Most Midtown sublease space called unmarketable.
The majority of office sublease space listed as available in Midtown cannot be leased at any price, said John Powers, chairman of the New York tri-state region at commercial brokerage CB Richard Ellis.
About 70 percent of the approximately 10 million square feet of sublease space available in Midtown has too few years left on the lease and/or is too large to be leased, Powers estimated at the firm's quarterly market analysis meeting.
The 7 million square feet "is unmarketable now. Some may be marketable next year, some situations may change next year," he said, but "not [all] the sublease space is going to go first [just] because it is priced cheaper."

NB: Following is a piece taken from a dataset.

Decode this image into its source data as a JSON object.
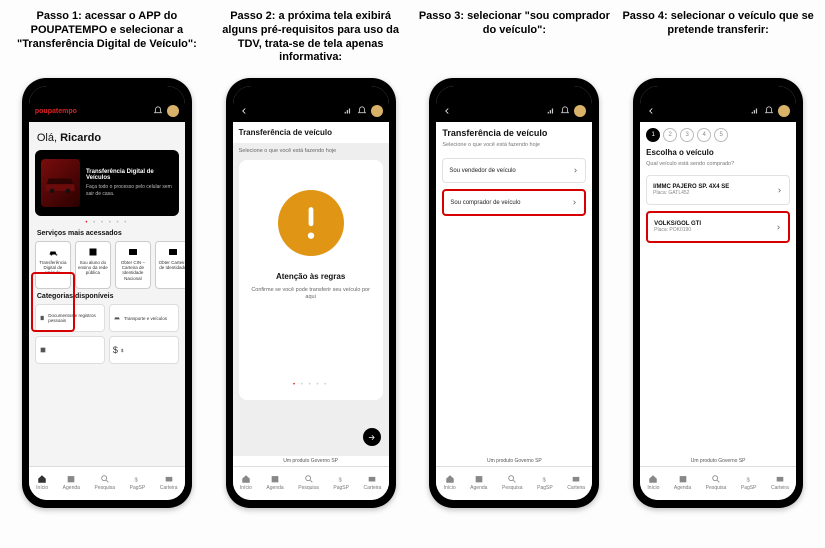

The quantity of marketable sublease space that is available is important because sublease space accounts for about 30 percent of the entire Manhattan office market and is generally priced below direct office space. Because of that, it is believed to be a major factor in downward pressure on rents.
Some industry experts said the seven million square feet of sublease space considered unmarketable was an overstatement.
"I find it hard to believe there would be that much that they would consider unleasable," said Robert Sammons, a managing director for real estate firm Colliers ABR, but added, "You could say because of the economy right now and because there are very few tenants looking, that the majority of the [direct and sublease] space is unleasable."
Colliers ABR released a report yesterday showing Midtown Class A office space was at its highest level in 13 years.
James Wacht, president of Sierra Realty, a management and leasing firm, said any sublease space would drive rents down.
"Frankly it does drive down rents," he said, because potential renters see the lower sublease prices and expect direct space to compete with it.
CBRE also reported its March leasing data today, which showed another steep increase in the amount of negative absorption, a measure of the amount of space added or removed from the market each month.
That figure rose to 2.77 million square feet, with nearly all of that coming from Midtown. The month before, 700,000 square feet was returned to the market. Negative absorption for the year so far has hit 7.66 million square feet.
The average asking rent was $57.35 per square foot last month, down from $59.10 the month before, and off $13.37 per foot from March 2008, the CBRE report said.